_Element data from apps and pages_.
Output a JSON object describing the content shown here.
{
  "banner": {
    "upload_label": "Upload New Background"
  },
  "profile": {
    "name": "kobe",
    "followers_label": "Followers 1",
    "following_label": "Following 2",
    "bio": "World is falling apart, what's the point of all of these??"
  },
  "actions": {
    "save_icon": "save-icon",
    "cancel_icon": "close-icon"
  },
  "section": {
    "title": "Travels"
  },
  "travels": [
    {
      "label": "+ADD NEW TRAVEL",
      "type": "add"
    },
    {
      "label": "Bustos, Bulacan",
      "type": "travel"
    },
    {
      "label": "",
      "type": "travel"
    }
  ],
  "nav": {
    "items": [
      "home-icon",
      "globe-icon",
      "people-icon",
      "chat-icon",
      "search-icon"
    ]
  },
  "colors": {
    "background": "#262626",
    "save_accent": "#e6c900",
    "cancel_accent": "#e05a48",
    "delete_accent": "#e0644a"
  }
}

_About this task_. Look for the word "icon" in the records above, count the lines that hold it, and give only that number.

_Solution to this exercise_. 7